For more information please contact or 1300 797 917 and ask to speak to Simone, Carmela, or one of our consultants.

How to make a job sticky?

The cost of losing a good employee is a minimum of $23K and almost one years salary, if you hire and get it wrong. A study by AHRI* of more than 1,500 human resources professionals has revealed the cost to hire an employee has more than doubled over the last 12 months. The loss of IP, customer relationships, team morale, productivity, stakeholder engagement and time to reappoint and induct is enormous. The current creeping inflation, talent shortages as companies are also accelerating growth plans, post pandemic. Now more than ever it is critical to find ways to engage your employees.

Workplace motivators appear in many forms and ironically we like to use the acronym FORM to categorise workplace motivators:

F = Flexibility. Allowing staff to have flexibility outside of work commitments such as family, health, personal finance, cultural and or religious engagements is helpful.

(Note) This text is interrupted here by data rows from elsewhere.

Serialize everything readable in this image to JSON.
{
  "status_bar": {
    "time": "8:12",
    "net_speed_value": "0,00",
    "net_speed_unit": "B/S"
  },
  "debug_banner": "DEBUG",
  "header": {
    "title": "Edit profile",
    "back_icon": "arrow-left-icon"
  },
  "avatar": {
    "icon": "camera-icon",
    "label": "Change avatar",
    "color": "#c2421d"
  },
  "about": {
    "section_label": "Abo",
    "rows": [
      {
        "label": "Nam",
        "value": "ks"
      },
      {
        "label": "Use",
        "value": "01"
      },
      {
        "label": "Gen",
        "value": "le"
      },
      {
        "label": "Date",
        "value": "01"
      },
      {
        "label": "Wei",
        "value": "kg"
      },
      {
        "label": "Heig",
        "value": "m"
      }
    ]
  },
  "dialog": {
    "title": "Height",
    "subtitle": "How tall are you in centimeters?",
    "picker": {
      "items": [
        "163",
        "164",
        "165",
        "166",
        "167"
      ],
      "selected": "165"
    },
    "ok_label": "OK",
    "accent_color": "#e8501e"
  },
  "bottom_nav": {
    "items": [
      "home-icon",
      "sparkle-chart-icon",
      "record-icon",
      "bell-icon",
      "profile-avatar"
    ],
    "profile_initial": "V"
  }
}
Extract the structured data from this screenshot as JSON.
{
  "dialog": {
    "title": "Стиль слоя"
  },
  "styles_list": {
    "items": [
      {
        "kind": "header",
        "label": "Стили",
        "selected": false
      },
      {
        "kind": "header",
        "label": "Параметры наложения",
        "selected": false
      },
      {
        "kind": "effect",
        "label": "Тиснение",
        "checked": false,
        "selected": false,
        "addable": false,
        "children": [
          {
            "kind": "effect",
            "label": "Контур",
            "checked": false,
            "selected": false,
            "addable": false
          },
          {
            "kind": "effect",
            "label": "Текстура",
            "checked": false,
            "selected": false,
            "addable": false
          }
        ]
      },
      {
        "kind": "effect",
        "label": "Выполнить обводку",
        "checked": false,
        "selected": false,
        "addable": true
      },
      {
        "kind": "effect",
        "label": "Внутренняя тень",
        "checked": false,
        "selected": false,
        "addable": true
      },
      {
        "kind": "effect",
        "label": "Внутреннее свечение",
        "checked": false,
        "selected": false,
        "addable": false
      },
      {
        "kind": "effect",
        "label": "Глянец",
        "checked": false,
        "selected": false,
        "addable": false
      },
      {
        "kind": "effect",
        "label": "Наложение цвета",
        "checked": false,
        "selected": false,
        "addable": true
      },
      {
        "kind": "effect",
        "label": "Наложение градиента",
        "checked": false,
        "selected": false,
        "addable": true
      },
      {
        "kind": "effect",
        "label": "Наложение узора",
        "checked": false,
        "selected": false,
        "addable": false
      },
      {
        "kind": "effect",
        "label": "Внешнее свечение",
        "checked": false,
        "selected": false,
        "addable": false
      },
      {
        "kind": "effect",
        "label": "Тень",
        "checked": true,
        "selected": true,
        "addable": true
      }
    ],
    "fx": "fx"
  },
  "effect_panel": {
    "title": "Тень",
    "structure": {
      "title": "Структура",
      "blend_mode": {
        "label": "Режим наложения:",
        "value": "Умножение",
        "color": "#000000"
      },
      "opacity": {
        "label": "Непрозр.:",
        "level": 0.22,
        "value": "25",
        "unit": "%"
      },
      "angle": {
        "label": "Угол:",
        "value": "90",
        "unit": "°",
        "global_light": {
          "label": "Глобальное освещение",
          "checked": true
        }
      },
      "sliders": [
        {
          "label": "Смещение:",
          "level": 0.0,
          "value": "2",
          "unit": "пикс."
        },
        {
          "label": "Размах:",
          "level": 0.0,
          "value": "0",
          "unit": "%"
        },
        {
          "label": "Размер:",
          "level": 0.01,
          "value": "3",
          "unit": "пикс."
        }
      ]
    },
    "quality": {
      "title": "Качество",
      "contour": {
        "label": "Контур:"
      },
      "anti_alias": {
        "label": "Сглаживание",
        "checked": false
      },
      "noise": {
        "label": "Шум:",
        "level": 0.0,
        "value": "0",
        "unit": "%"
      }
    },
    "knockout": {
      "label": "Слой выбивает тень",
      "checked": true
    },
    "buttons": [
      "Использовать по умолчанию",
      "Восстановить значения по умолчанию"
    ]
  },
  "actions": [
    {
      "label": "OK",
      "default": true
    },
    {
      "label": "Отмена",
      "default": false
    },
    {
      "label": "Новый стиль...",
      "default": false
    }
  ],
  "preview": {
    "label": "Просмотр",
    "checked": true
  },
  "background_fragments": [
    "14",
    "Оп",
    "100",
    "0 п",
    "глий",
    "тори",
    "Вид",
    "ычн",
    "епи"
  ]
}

If an employee feels supported with time for outside activities, the employee will be more focused and committed when working on the job and will go the extra mile, with after hours meetings, when required.

O = Occupation is everything – think of career challenge tools to support the employee: mentors, career path opportunities, further career studies. Allow employees to feel supported, heard and mentally stimulated.

R = Respect. Build trust and engagement by listening, to ignite employee creativity, show appreciation, encourage input and don’t micromanage. Focus on facts and results, rather than the process. Publicly recognise employees on their achievements, celebrating birthdays; providing positive reinforcement.

M = Money is important, but not the only factor to engagement. Nowadays we are finding the first question about a role is “where are they located and are there working from home options? Remuneration is still important. People need to feel their time is rewarded accordingly. Your capacity to pay will depend upon your business cash-flow. Be creative with performance incentives, bonuses and rewards to motivate and attract talent.

When thinking about making jobs sticky, think about making good FORM in the job. Track employee productivity and identify who stands out, then invest in those employees by providing these aspects. Providing good FORM!

Employees want to know that you’re listening to their feedback. Use engagement tools such as TINYpulse, Culture Amp and Officevibe to survey how workers are performing and generally feeling. Then respond to your employee feedback in a timely fashion.

​* Australian Human Resource Institute